18 Jul 2016

Simple-Ways-Soundproofing-Your-Home

Noisy neighbours can be the bane of our existence. But what happens when you’re the culprit? Avoid getting on the nerves of those next door by soundproofing your home properly.

When it comes to home theatre set-ups, practising a musical instrument or a space to partake in hobbies such as woodwork, it’s imperative that our homes are set up to deal with the noise.

Noisy neighbours can be the bane of our existence. But what happens when you’re the culprit? Avoid getting on the nerves of those next door by soundproofing your home properly.

When it comes to home theatre set-ups, practising a musical instrument or a space to partake in hobbies such as woodwork, it’s imperative that our homes are set up to deal with the noise. And it’s not just about the neighbours, it’s also about the rest of the people living in your house.

Open-plan living has become very common, if not the norm, when it comes to homes. We want to be able to see everything that’s going on and move seamlessly from space to space. But this can cause big problems when trying to keep sound out. From noisy appliances in the kitchen to surround sound in the living room, the combination of noises can aggravate those in the house and sometimes even cause medical problems such as headaches or hearing loss.

But there are a number of general things you can do to ensure peace in the home and the street.

1. NEW HOME? BUILD IT PROPERLY

While this may sound obvious, if you’re building your home, it’s helpful to ensure it’s soundproofed correctly. Make the interior walls a bit thicker and always ensure there’s proper insulation. There’s also soundproofing wall sheets you can purchase (or ask your contractor to provide it) which will help. Another great tip is to try make sure doors opening off the same hallway aren’t directly opposite each other. This will stop noise travelling between rooms when the doors are open. And of course, make sure the windows are properly glazed. This may mean investing in double or triple glazed glass to keep the outside noise out and the inside noise in.

2. DRESS THE HOUSE

Hard surfaces reflect sound waves, whereas soft surfaces absorb them. Often, the floors are the biggest problem. With floorboards, tiles and marble being popular choices for homes, the noise is not being absorbed by anything. If you don’t want to lay carpet, put down some rugs to help with the acoustics. You’ll be amazed at the difference. Dressing your windows correctly will also be a huge help. Heavy fabrics can be great to keep noise in rooms such as home theatres and rooms where music is played or practised loudly. Also, an empty house is a noisy house.

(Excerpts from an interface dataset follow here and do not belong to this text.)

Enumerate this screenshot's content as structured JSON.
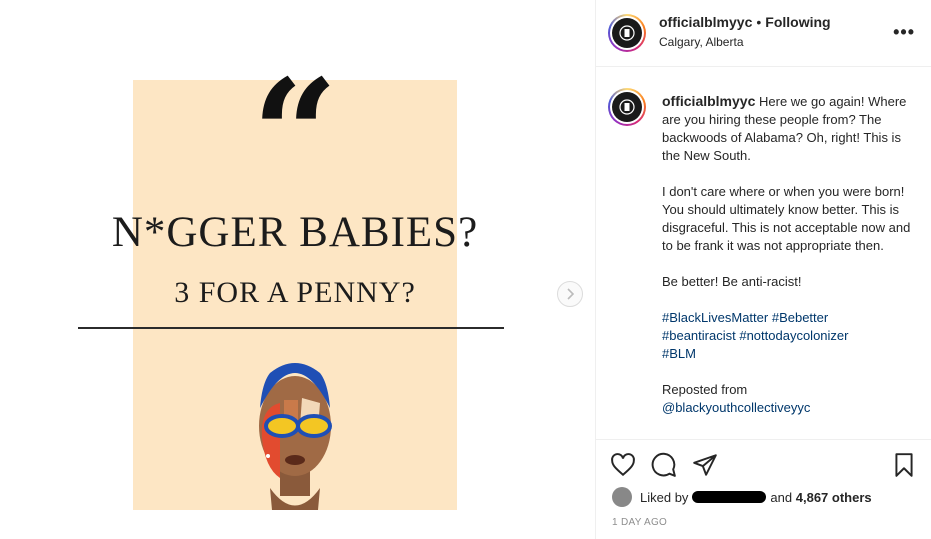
{
  "post": {
    "headline": "N*GGER BABIES?",
    "subhead": "3 FOR A PENNY?",
    "quote_glyph": "“"
  },
  "header": {
    "username": "officialblmyyc",
    "separator": "•",
    "follow_status": "Following",
    "location": "Calgary, Alberta",
    "more_label": "•••"
  },
  "caption": {
    "username": "officialblmyyc",
    "para1": "Here we go again! Where are you hiring these people from? The backwoods of Alabama? Oh, right! This is the New South.",
    "para2": "I don't care where or when you were born! You should ultimately know better. This is disgraceful. This is not acceptable now and to be frank it was not appropriate then.",
    "para3": "Be better! Be anti-racist!",
    "hashtags": [
      "#BlackLivesMatter",
      "#Bebetter",
      "#beantiracist",
      "#nottodaycolonizer",
      "#BLM"
    ],
    "repost_label": "Reposted from",
    "repost_handle": "@blackyouthcollectiveyyc"
  },
  "engagement": {
    "liked_by_label": "Liked by",
    "and_label": "and",
    "others_count": "4,867 others",
    "timestamp": "1 DAY AGO"
  },
  "icons": {
    "like": "heart-icon",
    "comment": "comment-icon",
    "share": "share-icon",
    "save": "bookmark-icon",
    "next": "chevron-right-icon"
  },
  "colors": {
    "poster_bg": "#fde6c4",
    "link": "#00376b",
    "muted": "#8e8e8e"
  }
}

Sound reverberates around an empty room so popping in some furniture is a great way to reduce noise.

3. CONTAIN THE NOISE

Yes, open-plan houses are wonderful, but not all the time. Having a home cinema in an open section is not ideal, neither is practising an instrument loudly or using power tools. Creating a dedicated room for your hobbies is the perfect way to satisfy everyone – you get to enjoy what you love most and the rest of the family won’t suffer. When it comes to these rooms, it’s crucial to follow the sound-proofing rules – a solid door, glazed windows, carpet for a home cinema or a rug at the very least for band practice and proper insulation.

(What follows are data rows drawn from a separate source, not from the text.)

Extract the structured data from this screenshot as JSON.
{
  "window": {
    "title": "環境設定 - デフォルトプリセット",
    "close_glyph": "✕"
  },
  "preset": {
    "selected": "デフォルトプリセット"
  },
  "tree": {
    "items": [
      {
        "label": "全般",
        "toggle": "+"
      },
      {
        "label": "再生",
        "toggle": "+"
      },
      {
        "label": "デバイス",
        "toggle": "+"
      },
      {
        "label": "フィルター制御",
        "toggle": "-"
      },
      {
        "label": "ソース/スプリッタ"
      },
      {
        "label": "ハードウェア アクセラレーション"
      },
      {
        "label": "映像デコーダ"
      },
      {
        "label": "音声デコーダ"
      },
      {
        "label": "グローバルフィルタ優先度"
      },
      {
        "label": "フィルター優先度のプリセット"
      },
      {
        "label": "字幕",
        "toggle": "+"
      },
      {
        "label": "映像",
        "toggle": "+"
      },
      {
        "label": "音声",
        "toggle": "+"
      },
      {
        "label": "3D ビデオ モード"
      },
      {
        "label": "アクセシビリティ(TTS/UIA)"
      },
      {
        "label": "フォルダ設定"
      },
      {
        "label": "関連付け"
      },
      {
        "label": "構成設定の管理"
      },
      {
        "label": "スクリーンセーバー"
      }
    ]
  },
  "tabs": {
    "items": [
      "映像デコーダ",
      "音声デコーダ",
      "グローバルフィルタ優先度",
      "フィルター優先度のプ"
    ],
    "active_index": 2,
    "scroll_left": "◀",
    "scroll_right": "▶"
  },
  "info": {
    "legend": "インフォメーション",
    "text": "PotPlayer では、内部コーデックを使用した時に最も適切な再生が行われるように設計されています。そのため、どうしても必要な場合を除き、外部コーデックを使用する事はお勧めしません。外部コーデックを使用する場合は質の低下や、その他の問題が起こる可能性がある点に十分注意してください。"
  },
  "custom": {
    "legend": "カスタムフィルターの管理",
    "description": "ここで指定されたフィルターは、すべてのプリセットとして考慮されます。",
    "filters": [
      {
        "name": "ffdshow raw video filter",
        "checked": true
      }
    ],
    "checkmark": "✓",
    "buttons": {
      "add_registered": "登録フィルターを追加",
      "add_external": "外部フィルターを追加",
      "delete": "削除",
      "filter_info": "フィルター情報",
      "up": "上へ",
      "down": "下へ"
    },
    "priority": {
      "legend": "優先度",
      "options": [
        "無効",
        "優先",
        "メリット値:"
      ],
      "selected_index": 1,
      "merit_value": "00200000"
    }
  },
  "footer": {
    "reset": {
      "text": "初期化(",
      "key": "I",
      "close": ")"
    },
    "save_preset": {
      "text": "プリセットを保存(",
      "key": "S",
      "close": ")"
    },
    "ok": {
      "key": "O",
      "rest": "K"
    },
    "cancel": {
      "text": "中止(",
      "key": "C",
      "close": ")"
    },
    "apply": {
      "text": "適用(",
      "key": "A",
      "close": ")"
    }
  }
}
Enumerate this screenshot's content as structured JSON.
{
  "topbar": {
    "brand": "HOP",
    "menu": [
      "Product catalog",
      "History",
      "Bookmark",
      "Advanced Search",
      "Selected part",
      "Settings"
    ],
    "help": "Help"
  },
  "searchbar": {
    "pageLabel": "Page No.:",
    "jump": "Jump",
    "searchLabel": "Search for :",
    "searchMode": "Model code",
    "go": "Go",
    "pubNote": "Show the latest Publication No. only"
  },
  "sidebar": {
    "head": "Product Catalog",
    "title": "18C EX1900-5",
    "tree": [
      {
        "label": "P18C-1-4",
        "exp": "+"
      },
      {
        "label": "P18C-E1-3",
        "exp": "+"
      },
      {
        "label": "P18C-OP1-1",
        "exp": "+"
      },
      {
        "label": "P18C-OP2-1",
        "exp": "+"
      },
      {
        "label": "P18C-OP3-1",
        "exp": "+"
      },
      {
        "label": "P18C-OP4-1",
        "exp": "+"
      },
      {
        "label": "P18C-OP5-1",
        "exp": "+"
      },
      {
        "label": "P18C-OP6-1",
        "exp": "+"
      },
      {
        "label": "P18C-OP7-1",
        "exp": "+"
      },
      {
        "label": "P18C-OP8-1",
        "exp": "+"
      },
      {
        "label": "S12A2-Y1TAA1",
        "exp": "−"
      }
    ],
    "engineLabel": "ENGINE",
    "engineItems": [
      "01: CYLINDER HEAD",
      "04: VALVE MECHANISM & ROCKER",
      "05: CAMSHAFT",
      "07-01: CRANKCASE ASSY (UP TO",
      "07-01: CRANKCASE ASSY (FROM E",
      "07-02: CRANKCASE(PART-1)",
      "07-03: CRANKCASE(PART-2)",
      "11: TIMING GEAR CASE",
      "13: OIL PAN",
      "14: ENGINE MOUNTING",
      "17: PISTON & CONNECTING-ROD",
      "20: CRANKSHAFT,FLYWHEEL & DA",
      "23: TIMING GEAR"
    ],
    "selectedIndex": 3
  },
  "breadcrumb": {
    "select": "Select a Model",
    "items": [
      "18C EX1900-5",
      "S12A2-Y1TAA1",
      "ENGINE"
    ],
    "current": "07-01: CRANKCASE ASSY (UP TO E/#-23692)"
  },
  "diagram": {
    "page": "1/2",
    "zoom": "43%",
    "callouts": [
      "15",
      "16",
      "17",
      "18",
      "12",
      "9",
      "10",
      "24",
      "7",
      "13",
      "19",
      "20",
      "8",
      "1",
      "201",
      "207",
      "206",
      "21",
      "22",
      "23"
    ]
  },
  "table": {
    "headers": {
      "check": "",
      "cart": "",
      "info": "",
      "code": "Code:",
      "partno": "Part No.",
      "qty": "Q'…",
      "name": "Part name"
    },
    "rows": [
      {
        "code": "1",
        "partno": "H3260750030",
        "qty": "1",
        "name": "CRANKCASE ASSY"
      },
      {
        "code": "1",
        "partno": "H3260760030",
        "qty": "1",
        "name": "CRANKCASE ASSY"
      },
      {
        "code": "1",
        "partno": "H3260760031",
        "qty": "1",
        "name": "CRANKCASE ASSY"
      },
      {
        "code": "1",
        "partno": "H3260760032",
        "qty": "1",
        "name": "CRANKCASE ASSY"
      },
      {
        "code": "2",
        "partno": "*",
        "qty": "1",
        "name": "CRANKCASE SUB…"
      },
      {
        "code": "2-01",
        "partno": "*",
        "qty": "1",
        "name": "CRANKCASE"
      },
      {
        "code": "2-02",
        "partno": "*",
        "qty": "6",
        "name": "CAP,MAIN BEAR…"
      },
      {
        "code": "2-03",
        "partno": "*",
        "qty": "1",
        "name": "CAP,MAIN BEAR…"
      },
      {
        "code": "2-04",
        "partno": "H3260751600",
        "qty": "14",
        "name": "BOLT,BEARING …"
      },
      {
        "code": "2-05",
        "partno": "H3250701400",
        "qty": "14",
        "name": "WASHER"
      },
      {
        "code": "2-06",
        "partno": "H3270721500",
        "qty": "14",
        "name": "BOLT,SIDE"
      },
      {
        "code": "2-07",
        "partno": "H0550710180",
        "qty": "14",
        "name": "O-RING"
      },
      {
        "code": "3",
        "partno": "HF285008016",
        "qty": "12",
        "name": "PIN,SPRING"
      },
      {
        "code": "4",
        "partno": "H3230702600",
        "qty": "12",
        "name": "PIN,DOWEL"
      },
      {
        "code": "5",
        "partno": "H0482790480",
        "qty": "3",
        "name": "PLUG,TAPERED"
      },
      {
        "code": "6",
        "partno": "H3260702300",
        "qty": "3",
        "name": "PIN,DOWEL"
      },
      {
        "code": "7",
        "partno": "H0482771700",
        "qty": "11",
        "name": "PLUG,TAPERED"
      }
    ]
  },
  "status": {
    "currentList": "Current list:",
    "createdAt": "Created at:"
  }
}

4. USE SOUNDPROOFING MATERIALS

Other than insulation, solid doors and proper walls, there are some soundproofing materials you can use to help keep the noise contained. For example, you can use sound-deadening coverings on the ceiling and walls so that the noise is absorbed, rather than bouncing around the place.

Additionally, furnish the room so the noise stays inside. If your home cinema backs onto the living room, popping the screen on the common wall rather than the speakers will add another layer of sound protection. Alternatively, you can line that wall with bookshelves to display your fantastic DVD and CD collection. Again, this creates another barrier so the noise cannot travel through.

5. CHECK THE DOORS

Most homes are built with hollow-core doors for the interior, which aren’t that great at keeping sound contained. For the rooms that are going to be the noisiest, invest in some solid doors. Remember, this goes for the garage as well. Often, the garage becomes the workshop or the band practice space, and garage doors aren’t known for being great at keeping the sound in to avoid disturbing the neighbours. Investigate whether you can get a more solid garage door to help with this, some may even have in-built insulation and additional layers to help with the noise.